- Month with highest number of views: September 2015 (2.5k) thanks to Scientific American blog, Symbiartic, and my students’ amazing work
- Thanks, Philippines! Visitors from the #2 country of origin like the folktale of the Firefly and the Apes.
- My favorite post: Springtime Symbiosis
- Most enjoyable science paper to read: Signs of Spring
- Cutest model (tie): Who’s in My House? and Purring Predators
- Smelliest model: Corpse Flower Opens – And Stinks
Thanks for visiting, and for all the encouragement and positive comments!

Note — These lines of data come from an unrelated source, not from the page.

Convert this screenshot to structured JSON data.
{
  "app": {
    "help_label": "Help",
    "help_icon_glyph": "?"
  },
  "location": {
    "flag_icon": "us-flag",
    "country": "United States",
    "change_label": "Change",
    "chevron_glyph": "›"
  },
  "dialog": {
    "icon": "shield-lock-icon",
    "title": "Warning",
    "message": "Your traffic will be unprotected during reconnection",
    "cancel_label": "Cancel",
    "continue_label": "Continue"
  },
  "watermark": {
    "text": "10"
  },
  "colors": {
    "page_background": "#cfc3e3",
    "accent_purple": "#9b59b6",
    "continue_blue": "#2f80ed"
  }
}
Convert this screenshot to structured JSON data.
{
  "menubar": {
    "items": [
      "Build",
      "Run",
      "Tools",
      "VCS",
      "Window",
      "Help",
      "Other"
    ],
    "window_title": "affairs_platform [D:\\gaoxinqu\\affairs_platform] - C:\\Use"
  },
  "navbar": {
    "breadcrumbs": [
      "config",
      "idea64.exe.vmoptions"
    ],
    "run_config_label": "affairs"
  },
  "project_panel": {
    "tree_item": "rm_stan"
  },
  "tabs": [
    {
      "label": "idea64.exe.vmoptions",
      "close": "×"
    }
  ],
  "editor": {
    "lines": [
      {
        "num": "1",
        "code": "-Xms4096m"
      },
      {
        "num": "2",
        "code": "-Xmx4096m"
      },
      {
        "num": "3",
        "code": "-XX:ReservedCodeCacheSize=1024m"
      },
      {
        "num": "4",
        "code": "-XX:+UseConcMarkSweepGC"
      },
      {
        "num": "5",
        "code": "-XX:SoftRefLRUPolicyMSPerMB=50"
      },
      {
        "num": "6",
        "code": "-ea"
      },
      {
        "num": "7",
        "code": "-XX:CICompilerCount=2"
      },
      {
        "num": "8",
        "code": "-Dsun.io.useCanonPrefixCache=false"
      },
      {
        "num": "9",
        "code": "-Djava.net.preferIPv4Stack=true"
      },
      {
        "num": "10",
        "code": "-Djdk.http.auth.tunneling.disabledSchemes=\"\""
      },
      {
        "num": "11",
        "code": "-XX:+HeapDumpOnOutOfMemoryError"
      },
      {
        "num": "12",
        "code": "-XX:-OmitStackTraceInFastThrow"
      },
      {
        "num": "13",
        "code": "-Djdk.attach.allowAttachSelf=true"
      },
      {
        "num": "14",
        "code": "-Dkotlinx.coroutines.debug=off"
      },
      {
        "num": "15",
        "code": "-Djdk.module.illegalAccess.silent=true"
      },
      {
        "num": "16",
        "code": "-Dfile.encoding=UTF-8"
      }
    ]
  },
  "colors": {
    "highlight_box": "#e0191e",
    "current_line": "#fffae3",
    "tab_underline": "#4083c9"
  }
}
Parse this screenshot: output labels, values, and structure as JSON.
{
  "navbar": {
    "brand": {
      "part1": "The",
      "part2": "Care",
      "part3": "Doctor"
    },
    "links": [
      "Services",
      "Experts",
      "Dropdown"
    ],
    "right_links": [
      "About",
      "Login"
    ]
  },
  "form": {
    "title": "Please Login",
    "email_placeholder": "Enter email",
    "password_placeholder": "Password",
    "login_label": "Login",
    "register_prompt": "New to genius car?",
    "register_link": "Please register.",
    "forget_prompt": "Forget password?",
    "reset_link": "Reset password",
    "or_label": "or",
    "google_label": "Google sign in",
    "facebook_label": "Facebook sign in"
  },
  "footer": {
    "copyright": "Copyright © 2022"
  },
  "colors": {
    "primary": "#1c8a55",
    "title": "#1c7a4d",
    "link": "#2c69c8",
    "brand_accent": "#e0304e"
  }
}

Deep inside the corpse flower are its developing fruits (painted in the sketch above). After 6-9 months, they’ll look like a column full of beautiful ripe tomatoes, tempting birds to eat them and distribute the seeds inside.
Unfortunately, both the corpse flower (Amorphophalus titanium) and its major seed distributor, the rhinoceros hornbill, are threatened by deforestation. Populations of the rhinoceros hornbill bird (Buceros rhinoceros) have declined by 72%. Other species, such as the orangutan and Sumatran tiger, are also suffering from this habitat loss.
What’s driving the deforestation? Many old growth forests in Sumatra have been cut to make way for palm oil plantations. Are the Sumatrans really eating that much palm oil? Nope. It’s you and me. So check your food labels – sometimes palm oil is listed under “vegetable oil” (if so, it must describe which plants). Look up eateries and food brands by using the Union of Concerned Scientists’ Palm Oil Scorecard – thankfully, Ben & Jerry’s has a good score!
It’s rare to see a corpse flower bloom. If you ever have the opportunity, take it… especially if you get to visit Sumatra. Lucky for me, a corpse flower (Amorphophallus titanium) blossomed in the greenhouse next to my office last weekend at NC State University (https://cals.ncsu.edu/corpse-flower-at-nc-state/).
It took the corpse flower, dubbed Lupin, 13 years to save up enough energy to bloom. It’ll probably be another five years before it does so again. So corpse flowers are rather special. Actually, fewer than 200 cultivars have been recorded since 1889. But now’s your opportunity. For some yet unknown reason, a bunch are flowering at once (1).
Lupin grew six feet tall in under two months! That tall, purple-grey phallic structure is called a spadix. At its base are about 700 vibrant orange and purple female flowers and thousands of male flowers (2). When the one giant petal (actually a bract known as a spathe) opens, the spadix releases a stench to attract carrion beetles and flies who pollinate all those female flowers.
So actually, the corpse flower isn’t a flower at all. It’s over a thousand flowers wrapped into one giant, stinky, gorgeous inflorescence.
- Gandawijaja, D, S. Idris, R. Nasution. 1983. Amorphophallus titanium Becc.: a Historical Review and Some Recent Observations. Ann. Bot. 51:269-278.